2. Marking out an end-grain rabbet (photos 2) is done in much the same manner as marking out a single-lap dovetail — and the cutting gauge is the best tool for the job.

Photo 2
Photo 2

3. To prevent tearout, position the workpiece in the vise and chamfer the end of the rabbet right down to the finish line. Turn the chisel flat face up, position the edge halfway down the rabbet, and give it a smart tap with the heel of your hand.

Photo 3
Photo 3

4. Because the blade is a good 1/64″ wider than the sole, you must set the blade so that its edge is aligned with the side of the sole. With the end of the handle of the chisel, tap the blade to be in line with the edge of the sole. Neither blade nor handle are damaged by this operation.

Photo 4
Photo 4

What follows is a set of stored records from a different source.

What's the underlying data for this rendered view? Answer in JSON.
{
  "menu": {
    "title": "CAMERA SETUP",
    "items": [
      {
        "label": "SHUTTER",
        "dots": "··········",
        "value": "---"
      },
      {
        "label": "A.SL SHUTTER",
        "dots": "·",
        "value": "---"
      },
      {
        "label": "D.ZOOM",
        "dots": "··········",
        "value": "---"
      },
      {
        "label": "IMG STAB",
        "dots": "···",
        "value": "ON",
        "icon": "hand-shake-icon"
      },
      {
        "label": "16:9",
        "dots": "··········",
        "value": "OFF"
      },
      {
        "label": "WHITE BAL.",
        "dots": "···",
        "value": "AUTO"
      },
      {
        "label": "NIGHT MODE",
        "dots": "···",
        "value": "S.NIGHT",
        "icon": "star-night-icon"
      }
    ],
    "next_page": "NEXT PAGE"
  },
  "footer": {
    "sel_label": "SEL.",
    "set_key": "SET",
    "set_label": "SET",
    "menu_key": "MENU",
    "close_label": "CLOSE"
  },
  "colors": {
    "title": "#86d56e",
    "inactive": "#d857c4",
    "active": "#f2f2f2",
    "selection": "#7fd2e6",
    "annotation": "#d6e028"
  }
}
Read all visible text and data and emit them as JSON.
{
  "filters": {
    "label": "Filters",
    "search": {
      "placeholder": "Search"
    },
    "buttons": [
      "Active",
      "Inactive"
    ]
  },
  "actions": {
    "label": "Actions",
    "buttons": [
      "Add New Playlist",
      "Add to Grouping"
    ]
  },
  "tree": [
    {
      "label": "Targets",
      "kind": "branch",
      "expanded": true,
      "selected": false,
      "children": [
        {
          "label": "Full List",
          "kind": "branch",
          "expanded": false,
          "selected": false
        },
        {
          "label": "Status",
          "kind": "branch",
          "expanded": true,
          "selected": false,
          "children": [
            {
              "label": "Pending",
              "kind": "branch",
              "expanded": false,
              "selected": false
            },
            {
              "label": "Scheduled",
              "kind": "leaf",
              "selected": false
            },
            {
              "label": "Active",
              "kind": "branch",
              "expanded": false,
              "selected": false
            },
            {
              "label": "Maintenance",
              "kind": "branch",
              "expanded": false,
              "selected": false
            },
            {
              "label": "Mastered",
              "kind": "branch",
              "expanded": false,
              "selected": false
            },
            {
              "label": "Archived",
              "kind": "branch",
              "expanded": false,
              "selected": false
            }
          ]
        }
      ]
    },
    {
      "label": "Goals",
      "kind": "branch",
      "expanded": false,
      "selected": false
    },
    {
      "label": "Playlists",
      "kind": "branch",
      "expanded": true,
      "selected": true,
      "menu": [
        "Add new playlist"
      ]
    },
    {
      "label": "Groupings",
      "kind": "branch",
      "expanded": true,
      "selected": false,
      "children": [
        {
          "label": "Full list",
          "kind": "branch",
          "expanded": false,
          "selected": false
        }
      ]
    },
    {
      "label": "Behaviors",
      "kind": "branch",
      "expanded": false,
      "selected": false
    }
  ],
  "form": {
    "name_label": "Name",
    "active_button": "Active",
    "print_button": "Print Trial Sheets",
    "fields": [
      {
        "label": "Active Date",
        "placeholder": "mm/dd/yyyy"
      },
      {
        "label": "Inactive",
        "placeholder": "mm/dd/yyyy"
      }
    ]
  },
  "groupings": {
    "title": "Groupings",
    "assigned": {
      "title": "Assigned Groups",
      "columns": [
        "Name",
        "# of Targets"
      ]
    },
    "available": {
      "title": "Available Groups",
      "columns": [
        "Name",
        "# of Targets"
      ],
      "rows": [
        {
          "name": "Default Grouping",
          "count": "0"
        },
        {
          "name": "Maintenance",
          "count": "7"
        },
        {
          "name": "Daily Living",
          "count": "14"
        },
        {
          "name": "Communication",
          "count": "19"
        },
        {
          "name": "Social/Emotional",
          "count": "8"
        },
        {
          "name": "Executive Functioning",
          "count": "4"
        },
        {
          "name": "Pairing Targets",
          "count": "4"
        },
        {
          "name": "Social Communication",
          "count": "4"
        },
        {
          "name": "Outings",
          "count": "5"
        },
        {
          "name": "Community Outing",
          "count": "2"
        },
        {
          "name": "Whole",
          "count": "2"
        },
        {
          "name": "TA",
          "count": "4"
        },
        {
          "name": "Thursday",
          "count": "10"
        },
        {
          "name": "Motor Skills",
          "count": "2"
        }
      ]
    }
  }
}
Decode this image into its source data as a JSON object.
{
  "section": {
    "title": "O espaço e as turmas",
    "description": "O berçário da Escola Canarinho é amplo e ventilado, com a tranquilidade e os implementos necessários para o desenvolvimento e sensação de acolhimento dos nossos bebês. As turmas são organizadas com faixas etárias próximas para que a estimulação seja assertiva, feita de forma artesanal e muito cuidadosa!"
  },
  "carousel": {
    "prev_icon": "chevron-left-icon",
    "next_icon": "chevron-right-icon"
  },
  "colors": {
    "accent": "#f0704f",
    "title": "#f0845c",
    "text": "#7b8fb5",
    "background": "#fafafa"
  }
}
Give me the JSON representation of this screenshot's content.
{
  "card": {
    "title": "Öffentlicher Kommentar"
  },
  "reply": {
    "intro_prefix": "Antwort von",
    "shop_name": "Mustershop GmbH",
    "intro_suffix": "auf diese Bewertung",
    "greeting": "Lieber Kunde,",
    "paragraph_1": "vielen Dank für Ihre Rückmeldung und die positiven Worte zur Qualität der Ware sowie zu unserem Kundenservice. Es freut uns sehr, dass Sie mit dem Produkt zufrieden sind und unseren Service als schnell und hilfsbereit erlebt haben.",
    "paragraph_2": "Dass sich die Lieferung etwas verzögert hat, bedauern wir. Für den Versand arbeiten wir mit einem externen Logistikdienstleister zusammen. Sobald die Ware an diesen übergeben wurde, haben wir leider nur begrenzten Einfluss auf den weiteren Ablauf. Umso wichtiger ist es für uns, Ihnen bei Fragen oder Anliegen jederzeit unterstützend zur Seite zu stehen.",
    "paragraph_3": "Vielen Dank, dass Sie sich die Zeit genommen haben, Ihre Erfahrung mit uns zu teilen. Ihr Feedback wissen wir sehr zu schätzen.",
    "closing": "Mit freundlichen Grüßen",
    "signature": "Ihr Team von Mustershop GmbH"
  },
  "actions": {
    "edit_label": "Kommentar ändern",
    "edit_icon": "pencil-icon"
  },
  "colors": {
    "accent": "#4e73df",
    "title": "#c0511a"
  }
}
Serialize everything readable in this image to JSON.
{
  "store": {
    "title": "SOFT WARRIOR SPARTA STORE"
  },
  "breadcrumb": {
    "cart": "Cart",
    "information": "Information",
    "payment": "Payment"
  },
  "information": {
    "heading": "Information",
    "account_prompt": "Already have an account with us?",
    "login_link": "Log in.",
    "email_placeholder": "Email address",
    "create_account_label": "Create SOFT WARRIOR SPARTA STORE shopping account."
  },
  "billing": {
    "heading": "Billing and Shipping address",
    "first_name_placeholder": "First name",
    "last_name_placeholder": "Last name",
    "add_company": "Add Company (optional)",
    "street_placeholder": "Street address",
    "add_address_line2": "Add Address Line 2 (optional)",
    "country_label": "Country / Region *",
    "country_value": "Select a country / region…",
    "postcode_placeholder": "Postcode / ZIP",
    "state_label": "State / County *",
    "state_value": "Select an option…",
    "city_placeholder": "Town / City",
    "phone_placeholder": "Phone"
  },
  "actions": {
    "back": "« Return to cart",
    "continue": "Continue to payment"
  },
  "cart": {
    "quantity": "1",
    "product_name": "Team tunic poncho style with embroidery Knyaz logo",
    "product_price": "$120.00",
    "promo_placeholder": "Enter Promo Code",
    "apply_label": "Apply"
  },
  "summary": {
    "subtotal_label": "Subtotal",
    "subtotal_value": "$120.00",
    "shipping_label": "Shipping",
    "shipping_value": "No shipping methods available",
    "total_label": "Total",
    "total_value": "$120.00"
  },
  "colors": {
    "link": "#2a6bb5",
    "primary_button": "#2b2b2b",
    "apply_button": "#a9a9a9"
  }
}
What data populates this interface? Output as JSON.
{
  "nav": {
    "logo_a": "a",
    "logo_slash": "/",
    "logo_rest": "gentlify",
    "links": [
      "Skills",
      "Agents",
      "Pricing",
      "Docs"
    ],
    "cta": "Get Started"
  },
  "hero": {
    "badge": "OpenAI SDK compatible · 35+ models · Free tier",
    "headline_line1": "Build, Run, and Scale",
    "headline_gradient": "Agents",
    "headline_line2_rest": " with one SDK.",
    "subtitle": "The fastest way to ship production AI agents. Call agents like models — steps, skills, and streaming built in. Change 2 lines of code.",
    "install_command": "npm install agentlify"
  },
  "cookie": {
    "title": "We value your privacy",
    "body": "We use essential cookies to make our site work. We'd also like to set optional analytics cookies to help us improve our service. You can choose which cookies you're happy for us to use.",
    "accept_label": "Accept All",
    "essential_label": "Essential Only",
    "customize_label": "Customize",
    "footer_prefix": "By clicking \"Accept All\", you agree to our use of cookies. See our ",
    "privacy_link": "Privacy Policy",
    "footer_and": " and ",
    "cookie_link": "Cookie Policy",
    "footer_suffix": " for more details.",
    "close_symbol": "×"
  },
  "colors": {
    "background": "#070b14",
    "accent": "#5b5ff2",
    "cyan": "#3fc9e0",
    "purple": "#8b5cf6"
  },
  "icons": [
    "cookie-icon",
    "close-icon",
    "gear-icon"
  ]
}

5. You are ready to cut. The grip is fairly intuitive. Three fingers of your right hand go through the handle to meet the thumb. The index finger, like the grip on most tools, points forward. The left hand holds the front end of the tool, thumb on top in the depression, fingers under the sole ready to act as a guide fence. Proper setup and grip precede the practice cuts.

Photo 5
Photo 5

6. The first pass is critical: you have to stay on your side of the line — but this is not a time to be timid. What is required is a lot of controlled propelling pressure from the right hand, a lot of downward pressure from the left hand, plus a tight grip so the guide fingers on the sole present a firm buttress to keep the tool on track. All this is performed in slow motion.

Photo 6
Photo 6

7. Once you have established a shoulder, you can move along at a pace that gets the shavings coming quickly, as seen in the photo.

Photo 7
Photo 7

8. When you near the line, it’s time to clean up the vertical wall. Setting the blade flush as we did at the outset will not give a clean vertical wall. In fact, you never try to cut both walls at once. This sloping “vertical” wall is just as it should be. You now turn the body of the plane horizontal and cut the vertical wall.

Photo 8
Photo 8

9. To make this cut, hold the plane in the right hand. (The view of the photo is from the top of the board looking down.) The left hand acts as a steady in contact with the workpiece. Once you have removed the bulk of the waste, set the blade to remove fine shavings. Planing down to the line and getting a right angular corner normally requires alternately removing a shaving or two from the vertical face and the horizontal face.

Photo 9
Photo 9

Posted in:

  • Jim DiRenzo

    Better start with a very sharp plane and one that is set up properly. I wonder if a piece of backer board would help avoid tear out.